Palestinian Minister of Prisoners Affairs, and Fateh’s
leadership all issued statements condemning the detention of
the Palestinian parliament members, Hussam Khader and Marwan
Also in October 2003, the Governing Council of the
Inter-Parliamentary Union adopted a resolution expressing
its deep concern about Hussam Khader’s arrest, his conditions
of detention and the lack of evidence supplied to his lawyers
Many Human Rights organisations have for many years documented
the human rights abuses and torture of Palestinian prisoners.
In its Annual Report last year, 2003, Amnesty International
expressed its concern about Palestinian prisoners in Israeli
jails, especially the more that 3,800 Palestinian prisoners
who were tried before military courts in trials – like Hussam
is. According to Amnesty International, these
did not meet international standards, and that ill-treatment
of Palestinian detainees was widespread.
In a recent statement released from prison, Hussam Khader
called upon Palestinians and the world at large to pressure
Israel to meet their responsibilities and treat Palestinian

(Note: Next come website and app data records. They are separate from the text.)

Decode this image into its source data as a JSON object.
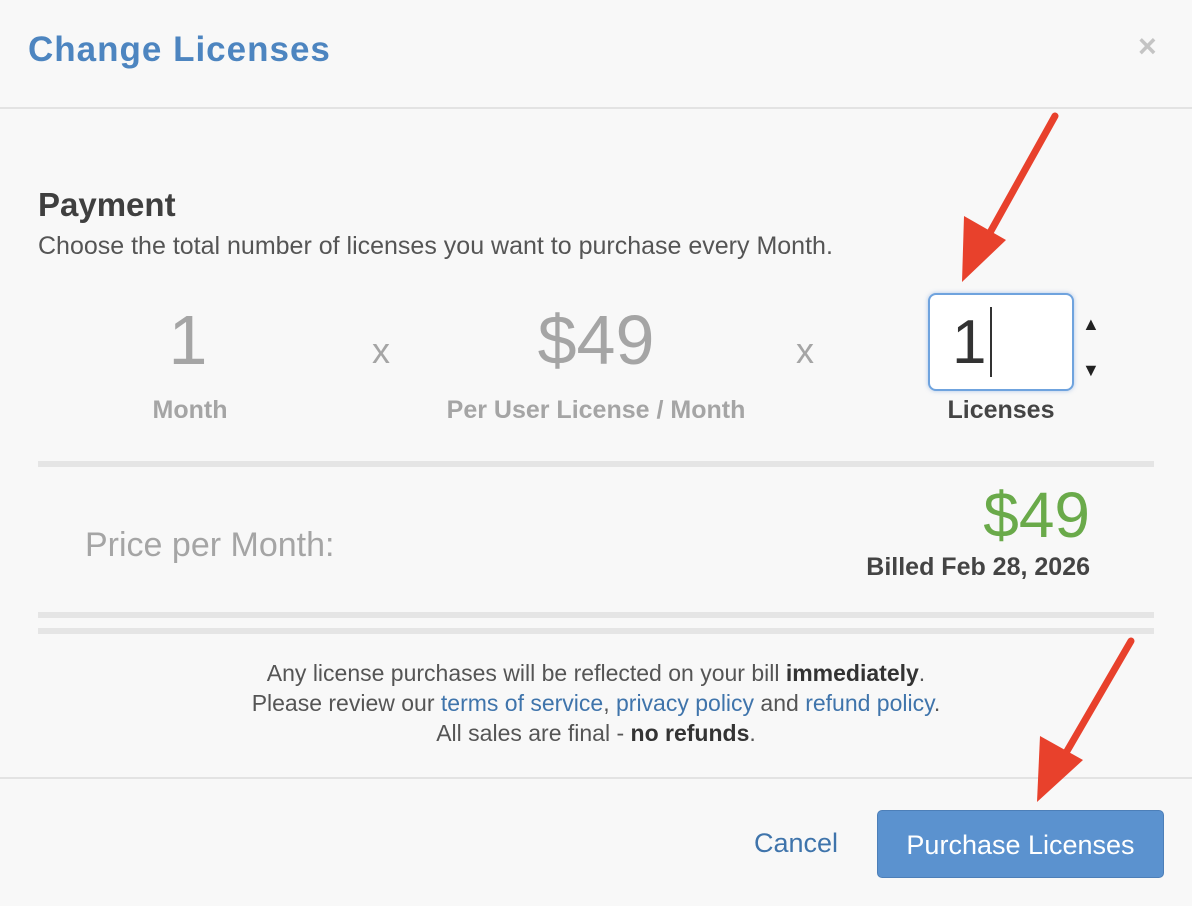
{
  "dialog": {
    "title": "Change Licenses",
    "close_symbol": "×"
  },
  "payment": {
    "heading": "Payment",
    "description": "Choose the total number of licenses you want to purchase every Month.",
    "months_value": "1",
    "months_label": "Month",
    "multiply_symbol": "x",
    "price_value": "$49",
    "price_label": "Per User License / Month",
    "licenses_input_value": "1",
    "licenses_label": "Licenses",
    "spin_up": "▲",
    "spin_down": "▼"
  },
  "total": {
    "label": "Price per Month:",
    "value": "$49",
    "billed": "Billed Feb 28, 2026"
  },
  "notice": {
    "line1_text": "Any license purchases will be reflected on your bill ",
    "line1_bold": "immediately",
    "line1_end": ".",
    "line2_text": "Please review our ",
    "terms_link": "terms of service",
    "comma": ", ",
    "privacy_link": "privacy policy",
    "and_text": " and ",
    "refund_link": "refund policy",
    "line2_end": ".",
    "line3_text": "All sales are final - ",
    "line3_bold": "no refunds",
    "line3_end": "."
  },
  "footer": {
    "cancel_label": "Cancel",
    "purchase_label": "Purchase Licenses"
  },
  "colors": {
    "title": "#4d85c0",
    "price_total": "#6aaa4a",
    "button": "#5b92cf",
    "link": "#3f74ab",
    "annotation_arrow": "#e8412c"
  }
}
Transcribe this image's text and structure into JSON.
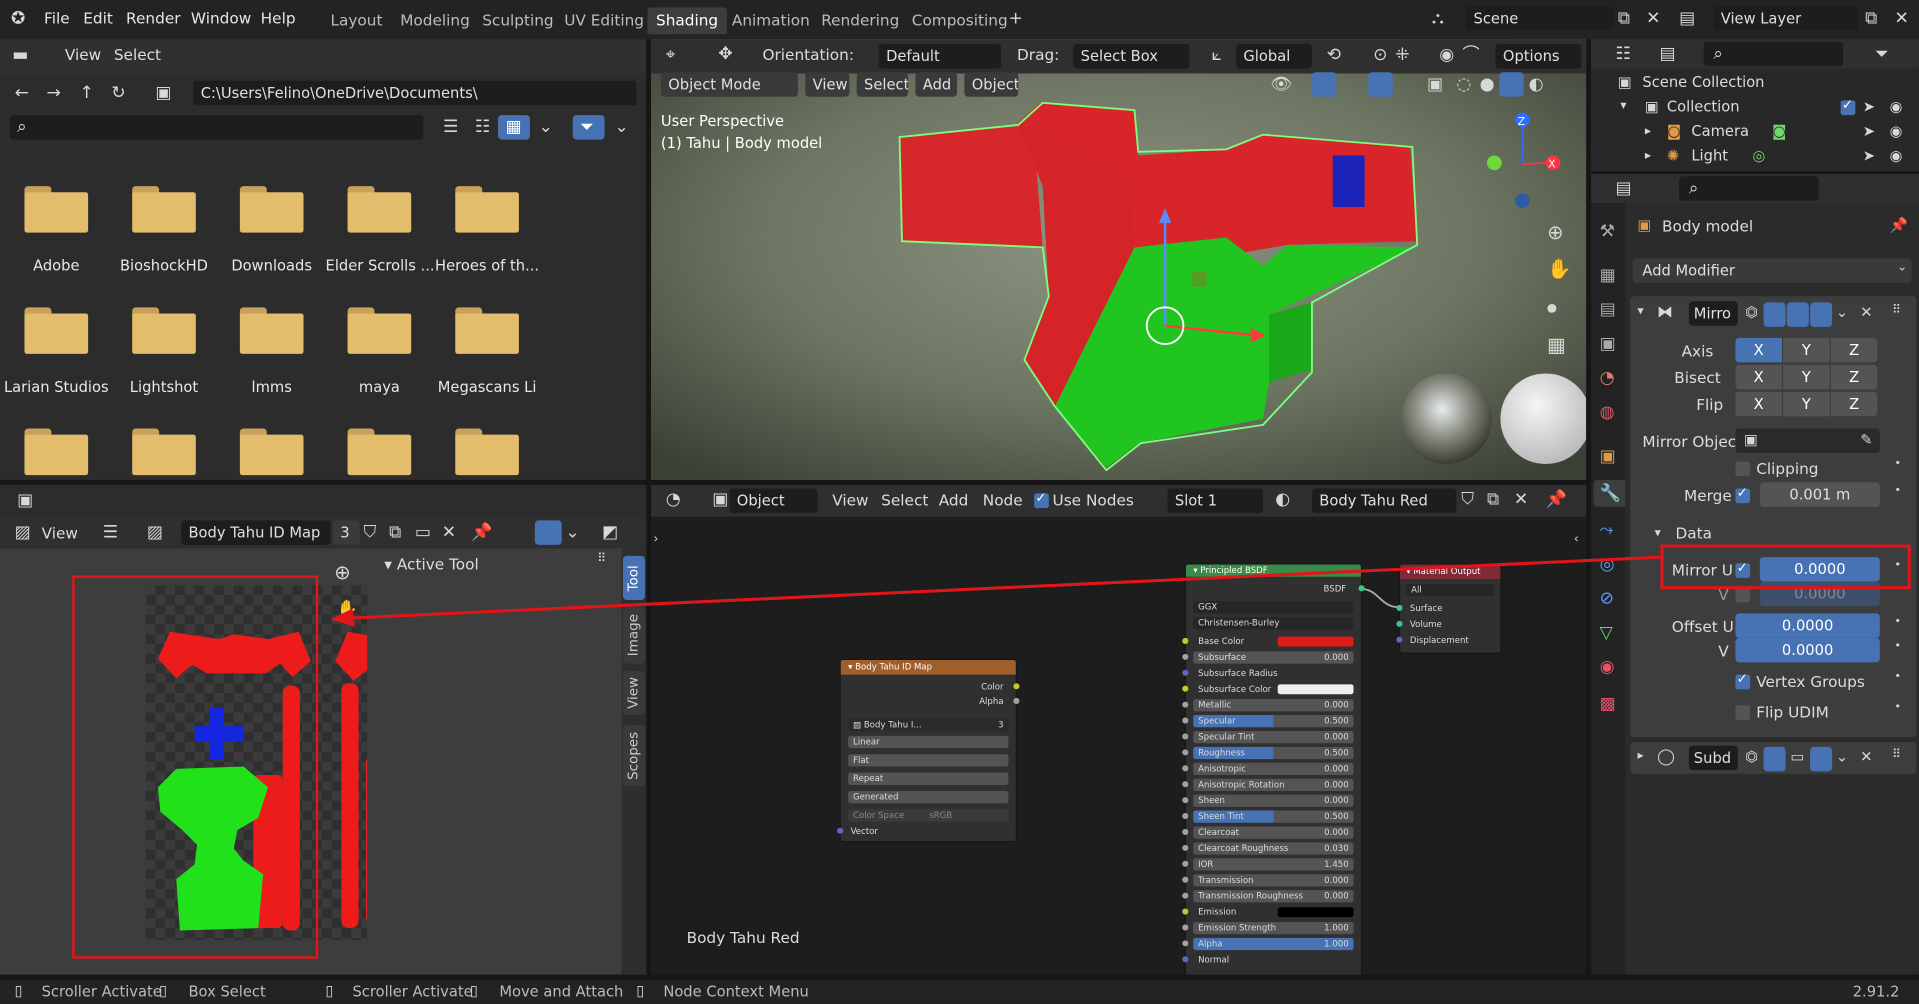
{
  "menu": {
    "file": "File",
    "edit": "Edit",
    "render": "Render",
    "window": "Window",
    "help": "Help"
  },
  "workspaces": [
    "Layout",
    "Modeling",
    "Sculpting",
    "UV Editing",
    "Shading",
    "Animation",
    "Rendering",
    "Compositing"
  ],
  "active_workspace": "Shading",
  "scene": {
    "name": "Scene",
    "view_layer": "View Layer"
  },
  "file_browser": {
    "view": "View",
    "select": "Select",
    "path": "C:\\Users\\Felino\\OneDrive\\Documents\\",
    "folders": [
      "Adobe",
      "BioshockHD",
      "Downloads",
      "Elder Scrolls ...",
      "Heroes of th...",
      "Larian Studios",
      "Lightshot",
      "lmms",
      "maya",
      "Megascans Li"
    ]
  },
  "viewport": {
    "orientation_label": "Orientation:",
    "orientation": "Default",
    "drag_label": "Drag:",
    "drag": "Select Box",
    "transform": "Global",
    "options": "Options",
    "mode": "Object Mode",
    "view": "View",
    "select": "Select",
    "add": "Add",
    "object": "Object",
    "perspective": "User Perspective",
    "object_info": "(1) Tahu | Body model",
    "axis_z": "Z",
    "axis_x": "X"
  },
  "image_editor": {
    "view": "View",
    "image_name": "Body Tahu ID Map",
    "users": "3",
    "active_tool": "Active Tool",
    "tabs": [
      "Tool",
      "Image",
      "View",
      "Scopes"
    ]
  },
  "node_editor": {
    "type": "Object",
    "view": "View",
    "select": "Select",
    "add": "Add",
    "node": "Node",
    "use_nodes": "Use Nodes",
    "slot": "Slot 1",
    "material": "Body Tahu Red",
    "footer_label": "Body Tahu Red"
  },
  "image_node": {
    "title": "Body Tahu ID Map",
    "out_color": "Color",
    "out_alpha": "Alpha",
    "image": "Body Tahu I...",
    "users": "3",
    "interp": "Linear",
    "proj": "Flat",
    "ext": "Repeat",
    "src": "Generated",
    "color_space_label": "Color Space",
    "color_space": "sRGB",
    "vector": "Vector"
  },
  "bsdf_node": {
    "title": "Principled BSDF",
    "out": "BSDF",
    "dist": "GGX",
    "sss": "Christensen-Burley",
    "rows": [
      {
        "label": "Base Color",
        "value": ""
      },
      {
        "label": "Subsurface",
        "value": "0.000"
      },
      {
        "label": "Subsurface Radius",
        "value": ""
      },
      {
        "label": "Subsurface Color",
        "value": ""
      },
      {
        "label": "Metallic",
        "value": "0.000"
      },
      {
        "label": "Specular",
        "value": "0.500"
      },
      {
        "label": "Specular Tint",
        "value": "0.000"
      },
      {
        "label": "Roughness",
        "value": "0.500"
      },
      {
        "label": "Anisotropic",
        "value": "0.000"
      },
      {
        "label": "Anisotropic Rotation",
        "value": "0.000"
      },
      {
        "label": "Sheen",
        "value": "0.000"
      },
      {
        "label": "Sheen Tint",
        "value": "0.500"
      },
      {
        "label": "Clearcoat",
        "value": "0.000"
      },
      {
        "label": "Clearcoat Roughness",
        "value": "0.030"
      },
      {
        "label": "IOR",
        "value": "1.450"
      },
      {
        "label": "Transmission",
        "value": "0.000"
      },
      {
        "label": "Transmission Roughness",
        "value": "0.000"
      },
      {
        "label": "Emission",
        "value": ""
      },
      {
        "label": "Emission Strength",
        "value": "1.000"
      },
      {
        "label": "Alpha",
        "value": "1.000"
      },
      {
        "label": "Normal",
        "value": ""
      }
    ]
  },
  "output_node": {
    "title": "Material Output",
    "target": "All",
    "surface": "Surface",
    "volume": "Volume",
    "displacement": "Displacement"
  },
  "outliner": {
    "scene_collection": "Scene Collection",
    "collection": "Collection",
    "camera": "Camera",
    "light": "Light"
  },
  "properties": {
    "object": "Body model",
    "add_modifier": "Add Modifier",
    "mirror_name": "Mirro",
    "axis": "Axis",
    "bisect": "Bisect",
    "flip": "Flip",
    "x": "X",
    "y": "Y",
    "z": "Z",
    "mirror_object": "Mirror Object",
    "clipping": "Clipping",
    "merge": "Merge",
    "merge_value": "0.001 m",
    "data": "Data",
    "mirror_u": "Mirror U",
    "mirror_u_value": "0.0000",
    "v": "V",
    "v_value": "0.0000",
    "offset_u": "Offset U",
    "offset_u_value": "0.0000",
    "offset_v_value": "0.0000",
    "vertex_groups": "Vertex Groups",
    "flip_udim": "Flip UDIM",
    "subd_name": "Subd"
  },
  "status": {
    "a": "Scroller Activate",
    "b": "Box Select",
    "c": "Scroller Activate",
    "d": "Move and Attach",
    "e": "Node Context Menu",
    "version": "2.91.2"
  },
  "colors": {
    "accent": "#4772b3",
    "annotation": "#e0161b",
    "mesh_red": "#e5232a",
    "mesh_green": "#21c51f"
  }
}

prisoners with the dignity and respect they deserve.
We Palestinians will continue to fight and to struggle for our
rights and our dignity. Despite all the things that have
happened and continue to happen – for example, the
demolitions, the killings, the invasions and the occupation -
we do not feel tired.
Finally, thank you for coming and thank you for your interest.
Ghassan Khader is a founding member of the Popular Committee
in Solidarity with
PLC member Hussam Khader and Palestinian Prisoners
He is also Co-ordinator of the Committee Representing
Relatives of Palestinian Prisoners and Public Relations
Co-ordinator of the Committee for the Defence of Palestinian
Refugee Rights, Palestine.
WHAT YOU CAN
Sign the petition on Hussam’s website –
Write to your MP or MEP and ask them to
write to the Foreign Secretary and ask if the British
Government, under its obligations as a signatory of the 4th
Geneva Convention, the International Covenant on Civil
and Political Rights and the Convention Against Torture
and Other Cruel, Inhuman or Degrading Treatment or
Punishment (all of which Israel is also signatory to) can
raise the following issues with the Israeli Government:
The conditions of detention of Hussam Khader – his detention
inside Israel and not the Occupied Territories
To demand an investigation into the allegations of torture that
he has suffered;
His defence team’s access to information on the evidence again
To ensure that Hussam and other political prisoners have full
access to lawyers, heath services and family visits. Hussam
Khader suffers from severe spinal problems and has not received
adequate health treatment for this;
His right – and the rights of other political prisoners - to
judicial guarantees ensuring a fair trial – especially given
that Hussam is being tried under the military courts system in
Write to the
following people about Hussam’s case, and the conditions of all
Palestinian political prisoners:
Ariel Sharon, Prime Minister:
Yosef Lapid, Minister of Justice:
Ambassador Yaakov Levy:
Write to the media –
Spread the word – speak to your local media and political
representatives about the over 7,000 Palestinian political
prisoners and the illegality of Hussam’s imprisonment.